# TO DO
Among the entries below, count the lines that contain the word "XcodeSourceControl". Respond with the count only.

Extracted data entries
- - - - - - -

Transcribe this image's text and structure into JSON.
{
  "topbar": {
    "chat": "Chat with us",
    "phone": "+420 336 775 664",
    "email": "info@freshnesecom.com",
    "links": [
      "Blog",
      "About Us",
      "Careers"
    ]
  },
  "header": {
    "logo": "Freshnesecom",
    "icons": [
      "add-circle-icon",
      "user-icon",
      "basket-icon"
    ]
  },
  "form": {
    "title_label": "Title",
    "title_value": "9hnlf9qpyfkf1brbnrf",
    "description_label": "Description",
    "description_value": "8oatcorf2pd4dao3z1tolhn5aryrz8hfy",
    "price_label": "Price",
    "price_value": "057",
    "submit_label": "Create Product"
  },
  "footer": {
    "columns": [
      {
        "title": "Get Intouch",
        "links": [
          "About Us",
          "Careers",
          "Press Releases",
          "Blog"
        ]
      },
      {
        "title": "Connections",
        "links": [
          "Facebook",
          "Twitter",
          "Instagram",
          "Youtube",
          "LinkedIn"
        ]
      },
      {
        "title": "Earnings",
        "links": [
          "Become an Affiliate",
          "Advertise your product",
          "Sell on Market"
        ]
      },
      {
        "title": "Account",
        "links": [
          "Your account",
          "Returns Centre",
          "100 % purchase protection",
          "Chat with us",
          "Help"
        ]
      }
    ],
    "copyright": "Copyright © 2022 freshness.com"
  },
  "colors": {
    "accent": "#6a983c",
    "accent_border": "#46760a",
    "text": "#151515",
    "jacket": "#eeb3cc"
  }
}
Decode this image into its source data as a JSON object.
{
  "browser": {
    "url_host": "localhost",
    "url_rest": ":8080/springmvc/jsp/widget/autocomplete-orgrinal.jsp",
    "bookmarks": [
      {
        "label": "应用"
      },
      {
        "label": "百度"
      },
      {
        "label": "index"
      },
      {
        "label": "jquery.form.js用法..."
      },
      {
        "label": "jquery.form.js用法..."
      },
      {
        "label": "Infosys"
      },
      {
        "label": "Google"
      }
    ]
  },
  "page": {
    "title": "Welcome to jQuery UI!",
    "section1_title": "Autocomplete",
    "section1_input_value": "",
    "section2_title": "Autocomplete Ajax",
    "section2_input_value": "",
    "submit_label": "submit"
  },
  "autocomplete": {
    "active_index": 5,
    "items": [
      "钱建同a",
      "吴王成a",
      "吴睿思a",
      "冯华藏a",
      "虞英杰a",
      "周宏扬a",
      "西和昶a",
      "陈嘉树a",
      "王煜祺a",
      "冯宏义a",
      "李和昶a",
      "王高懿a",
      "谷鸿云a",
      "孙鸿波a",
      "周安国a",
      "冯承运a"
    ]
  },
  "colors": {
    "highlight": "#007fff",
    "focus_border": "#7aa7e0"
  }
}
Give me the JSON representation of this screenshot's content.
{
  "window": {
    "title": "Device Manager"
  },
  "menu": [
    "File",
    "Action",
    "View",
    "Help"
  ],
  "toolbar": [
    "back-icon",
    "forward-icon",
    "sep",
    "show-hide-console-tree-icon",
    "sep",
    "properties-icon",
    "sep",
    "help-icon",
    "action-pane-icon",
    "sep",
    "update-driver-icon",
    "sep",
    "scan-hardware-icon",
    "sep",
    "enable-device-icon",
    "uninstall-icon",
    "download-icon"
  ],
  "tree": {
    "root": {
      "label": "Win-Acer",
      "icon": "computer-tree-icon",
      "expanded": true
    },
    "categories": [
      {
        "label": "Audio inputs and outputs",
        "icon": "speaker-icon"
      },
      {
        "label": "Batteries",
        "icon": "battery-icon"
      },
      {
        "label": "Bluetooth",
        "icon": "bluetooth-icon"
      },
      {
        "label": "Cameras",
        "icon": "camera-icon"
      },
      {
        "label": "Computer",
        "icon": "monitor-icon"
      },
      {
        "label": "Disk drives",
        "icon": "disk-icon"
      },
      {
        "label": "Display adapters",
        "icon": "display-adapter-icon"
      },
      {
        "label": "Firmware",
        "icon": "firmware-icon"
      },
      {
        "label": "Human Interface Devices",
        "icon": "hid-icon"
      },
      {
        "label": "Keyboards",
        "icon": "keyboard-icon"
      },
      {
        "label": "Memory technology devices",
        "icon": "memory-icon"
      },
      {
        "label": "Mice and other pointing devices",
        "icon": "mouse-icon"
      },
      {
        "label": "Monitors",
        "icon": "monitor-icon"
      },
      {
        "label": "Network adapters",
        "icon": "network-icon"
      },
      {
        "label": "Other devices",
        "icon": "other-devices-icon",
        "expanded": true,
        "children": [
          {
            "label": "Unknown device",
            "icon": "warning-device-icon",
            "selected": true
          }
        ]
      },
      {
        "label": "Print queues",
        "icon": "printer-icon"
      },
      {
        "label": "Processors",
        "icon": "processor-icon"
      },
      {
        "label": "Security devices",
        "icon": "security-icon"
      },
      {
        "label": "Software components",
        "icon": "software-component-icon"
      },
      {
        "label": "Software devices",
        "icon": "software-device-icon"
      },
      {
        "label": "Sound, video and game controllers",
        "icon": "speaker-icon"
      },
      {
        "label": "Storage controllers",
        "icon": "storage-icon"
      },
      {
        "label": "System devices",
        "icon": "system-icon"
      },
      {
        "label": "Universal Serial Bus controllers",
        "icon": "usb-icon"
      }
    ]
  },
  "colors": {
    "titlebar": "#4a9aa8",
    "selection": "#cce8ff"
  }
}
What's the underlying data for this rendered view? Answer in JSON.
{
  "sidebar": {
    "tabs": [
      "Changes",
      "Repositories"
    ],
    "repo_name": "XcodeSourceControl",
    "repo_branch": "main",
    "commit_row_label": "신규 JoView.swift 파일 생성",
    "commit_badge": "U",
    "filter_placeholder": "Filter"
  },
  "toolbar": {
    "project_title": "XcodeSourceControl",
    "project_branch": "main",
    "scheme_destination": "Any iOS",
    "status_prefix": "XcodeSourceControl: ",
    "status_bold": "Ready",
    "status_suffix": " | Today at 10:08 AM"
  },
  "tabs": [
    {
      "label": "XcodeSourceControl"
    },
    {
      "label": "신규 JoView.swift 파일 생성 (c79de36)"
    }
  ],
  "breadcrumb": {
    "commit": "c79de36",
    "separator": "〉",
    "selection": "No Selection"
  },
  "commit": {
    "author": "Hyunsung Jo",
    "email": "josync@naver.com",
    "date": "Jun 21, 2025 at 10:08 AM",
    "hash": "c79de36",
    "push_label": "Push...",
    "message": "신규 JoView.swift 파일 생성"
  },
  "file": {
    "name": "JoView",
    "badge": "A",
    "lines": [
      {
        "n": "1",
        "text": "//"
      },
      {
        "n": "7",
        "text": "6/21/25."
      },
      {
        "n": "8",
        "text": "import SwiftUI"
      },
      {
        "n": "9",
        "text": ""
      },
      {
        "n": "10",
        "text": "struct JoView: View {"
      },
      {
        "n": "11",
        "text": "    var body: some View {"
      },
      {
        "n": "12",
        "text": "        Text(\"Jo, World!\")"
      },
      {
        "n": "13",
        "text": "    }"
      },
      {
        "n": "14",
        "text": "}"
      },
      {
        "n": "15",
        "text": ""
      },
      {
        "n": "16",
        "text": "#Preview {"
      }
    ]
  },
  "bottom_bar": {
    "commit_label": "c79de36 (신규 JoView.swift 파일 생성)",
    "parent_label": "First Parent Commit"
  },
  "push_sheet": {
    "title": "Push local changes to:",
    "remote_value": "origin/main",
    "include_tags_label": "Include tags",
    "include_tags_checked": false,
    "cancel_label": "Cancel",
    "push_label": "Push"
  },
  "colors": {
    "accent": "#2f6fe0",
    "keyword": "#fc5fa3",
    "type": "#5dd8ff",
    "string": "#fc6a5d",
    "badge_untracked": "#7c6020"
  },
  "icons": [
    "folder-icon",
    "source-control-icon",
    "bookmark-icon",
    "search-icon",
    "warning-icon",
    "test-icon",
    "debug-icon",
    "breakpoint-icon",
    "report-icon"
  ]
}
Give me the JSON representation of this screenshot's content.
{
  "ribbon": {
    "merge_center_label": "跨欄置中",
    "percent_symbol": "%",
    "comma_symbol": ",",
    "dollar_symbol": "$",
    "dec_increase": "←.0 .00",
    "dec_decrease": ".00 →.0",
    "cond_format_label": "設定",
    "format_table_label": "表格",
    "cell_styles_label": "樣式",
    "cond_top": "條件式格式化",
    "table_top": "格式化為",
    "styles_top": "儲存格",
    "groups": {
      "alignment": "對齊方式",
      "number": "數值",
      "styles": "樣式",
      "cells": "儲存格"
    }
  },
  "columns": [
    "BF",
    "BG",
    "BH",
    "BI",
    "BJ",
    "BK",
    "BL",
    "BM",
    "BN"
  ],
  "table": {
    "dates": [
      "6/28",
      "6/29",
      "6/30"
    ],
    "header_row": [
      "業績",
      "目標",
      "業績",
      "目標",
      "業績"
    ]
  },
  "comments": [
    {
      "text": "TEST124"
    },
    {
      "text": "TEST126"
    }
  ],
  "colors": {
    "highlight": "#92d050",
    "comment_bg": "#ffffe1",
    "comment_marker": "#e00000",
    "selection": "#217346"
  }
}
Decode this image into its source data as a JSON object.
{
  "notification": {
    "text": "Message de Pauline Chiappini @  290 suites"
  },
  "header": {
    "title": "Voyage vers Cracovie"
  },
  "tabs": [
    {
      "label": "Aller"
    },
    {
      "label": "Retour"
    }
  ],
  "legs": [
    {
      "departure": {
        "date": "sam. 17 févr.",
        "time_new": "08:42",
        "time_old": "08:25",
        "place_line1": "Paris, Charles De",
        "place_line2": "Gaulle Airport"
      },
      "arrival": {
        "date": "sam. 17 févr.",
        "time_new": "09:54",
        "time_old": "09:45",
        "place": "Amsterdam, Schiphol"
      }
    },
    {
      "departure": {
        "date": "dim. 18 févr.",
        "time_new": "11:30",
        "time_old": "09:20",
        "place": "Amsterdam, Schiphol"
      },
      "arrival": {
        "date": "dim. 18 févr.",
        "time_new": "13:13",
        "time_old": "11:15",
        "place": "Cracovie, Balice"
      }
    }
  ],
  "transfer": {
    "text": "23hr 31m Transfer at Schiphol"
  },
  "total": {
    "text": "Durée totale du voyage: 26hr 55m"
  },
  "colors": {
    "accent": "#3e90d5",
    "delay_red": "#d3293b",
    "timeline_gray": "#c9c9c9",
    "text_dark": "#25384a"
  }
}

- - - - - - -

# EXERCISE RESULT
4